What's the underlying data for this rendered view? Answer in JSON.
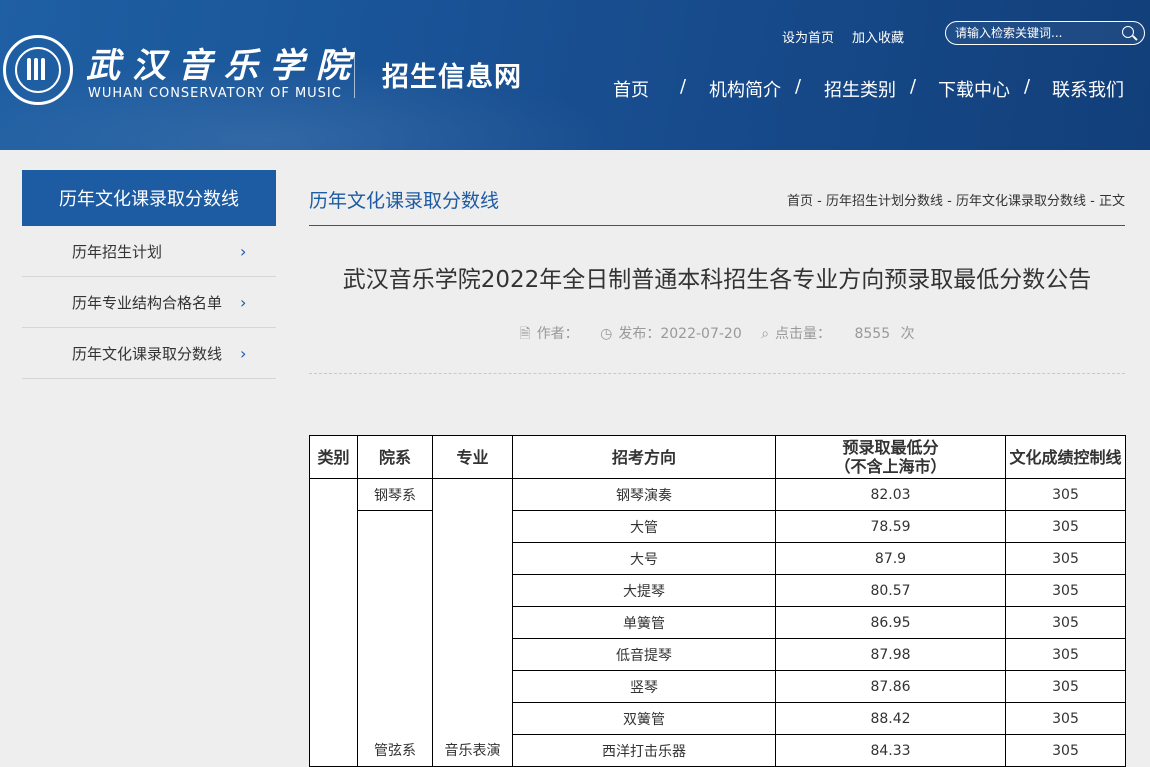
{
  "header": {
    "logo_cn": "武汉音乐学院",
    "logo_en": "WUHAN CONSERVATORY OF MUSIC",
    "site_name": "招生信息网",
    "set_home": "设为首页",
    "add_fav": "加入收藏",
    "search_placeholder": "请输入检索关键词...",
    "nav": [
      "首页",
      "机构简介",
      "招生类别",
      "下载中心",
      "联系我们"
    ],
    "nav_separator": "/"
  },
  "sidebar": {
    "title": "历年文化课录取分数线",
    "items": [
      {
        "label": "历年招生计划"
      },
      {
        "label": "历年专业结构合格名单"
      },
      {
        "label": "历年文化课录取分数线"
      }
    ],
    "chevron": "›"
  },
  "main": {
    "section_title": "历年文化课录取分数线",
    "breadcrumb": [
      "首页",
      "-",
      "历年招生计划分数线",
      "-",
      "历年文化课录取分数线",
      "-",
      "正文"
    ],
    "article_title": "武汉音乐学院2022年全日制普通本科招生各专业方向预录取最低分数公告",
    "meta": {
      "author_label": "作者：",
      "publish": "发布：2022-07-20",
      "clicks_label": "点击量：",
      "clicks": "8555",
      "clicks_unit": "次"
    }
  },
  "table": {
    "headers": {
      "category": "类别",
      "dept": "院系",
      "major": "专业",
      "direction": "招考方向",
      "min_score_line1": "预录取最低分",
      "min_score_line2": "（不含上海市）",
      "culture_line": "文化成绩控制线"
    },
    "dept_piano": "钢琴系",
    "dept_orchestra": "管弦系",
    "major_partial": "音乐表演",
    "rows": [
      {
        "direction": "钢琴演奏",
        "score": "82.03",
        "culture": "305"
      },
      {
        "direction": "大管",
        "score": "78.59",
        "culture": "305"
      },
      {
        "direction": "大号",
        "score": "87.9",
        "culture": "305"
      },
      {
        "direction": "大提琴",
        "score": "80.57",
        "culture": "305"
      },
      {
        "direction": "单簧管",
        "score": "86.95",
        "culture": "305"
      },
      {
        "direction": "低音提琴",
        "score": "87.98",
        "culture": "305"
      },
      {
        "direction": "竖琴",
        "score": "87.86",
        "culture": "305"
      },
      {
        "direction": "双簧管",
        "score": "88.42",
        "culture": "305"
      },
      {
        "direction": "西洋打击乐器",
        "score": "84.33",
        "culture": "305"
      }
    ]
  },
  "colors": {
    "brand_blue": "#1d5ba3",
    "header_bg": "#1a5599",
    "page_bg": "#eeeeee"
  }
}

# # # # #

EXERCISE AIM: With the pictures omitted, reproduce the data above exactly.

TASK OUTPUT:
What's the underlying data for this rendered view? Answer in JSON.
{
  "header": {
    "logo_cn": "武汉音乐学院",
    "logo_en": "WUHAN CONSERVATORY OF MUSIC",
    "site_name": "招生信息网",
    "set_home": "设为首页",
    "add_fav": "加入收藏",
    "search_placeholder": "请输入检索关键词...",
    "nav": [
      "首页",
      "机构简介",
      "招生类别",
      "下载中心",
      "联系我们"
    ],
    "nav_separator": "/"
  },
  "sidebar": {
    "title": "历年文化课录取分数线",
    "items": [
      {
        "label": "历年招生计划"
      },
      {
        "label": "历年专业结构合格名单"
      },
      {
        "label": "历年文化课录取分数线"
      }
    ],
    "chevron": "›"
  },
  "main": {
    "section_title": "历年文化课录取分数线",
    "breadcrumb": [
      "首页",
      "-",
      "历年招生计划分数线",
      "-",
      "历年文化课录取分数线",
      "-",
      "正文"
    ],
    "article_title": "武汉音乐学院2022年全日制普通本科招生各专业方向预录取最低分数公告",
    "meta": {
      "author_label": "作者：",
      "publish": "发布：2022-07-20",
      "clicks_label": "点击量：",
      "clicks": "8555",
      "clicks_unit": "次"
    }
  },
  "table": {
    "headers": {
      "category": "类别",
      "dept": "院系",
      "major": "专业",
      "direction": "招考方向",
      "min_score_line1": "预录取最低分",
      "min_score_line2": "（不含上海市）",
      "culture_line": "文化成绩控制线"
    },
    "dept_piano": "钢琴系",
    "dept_orchestra": "管弦系",
    "major_partial": "音乐表演",
    "rows": [
      {
        "direction": "钢琴演奏",
        "score": "82.03",
        "culture": "305"
      },
      {
        "direction": "大管",
        "score": "78.59",
        "culture": "305"
      },
      {
        "direction": "大号",
        "score": "87.9",
        "culture": "305"
      },
      {
        "direction": "大提琴",
        "score": "80.57",
        "culture": "305"
      },
      {
        "direction": "单簧管",
        "score": "86.95",
        "culture": "305"
      },
      {
        "direction": "低音提琴",
        "score": "87.98",
        "culture": "305"
      },
      {
        "direction": "竖琴",
        "score": "87.86",
        "culture": "305"
      },
      {
        "direction": "双簧管",
        "score": "88.42",
        "culture": "305"
      },
      {
        "direction": "西洋打击乐器",
        "score": "84.33",
        "culture": "305"
      }
    ]
  },
  "colors": {
    "brand_blue": "#1d5ba3",
    "header_bg": "#1a5599",
    "page_bg": "#eeeeee"
  }
}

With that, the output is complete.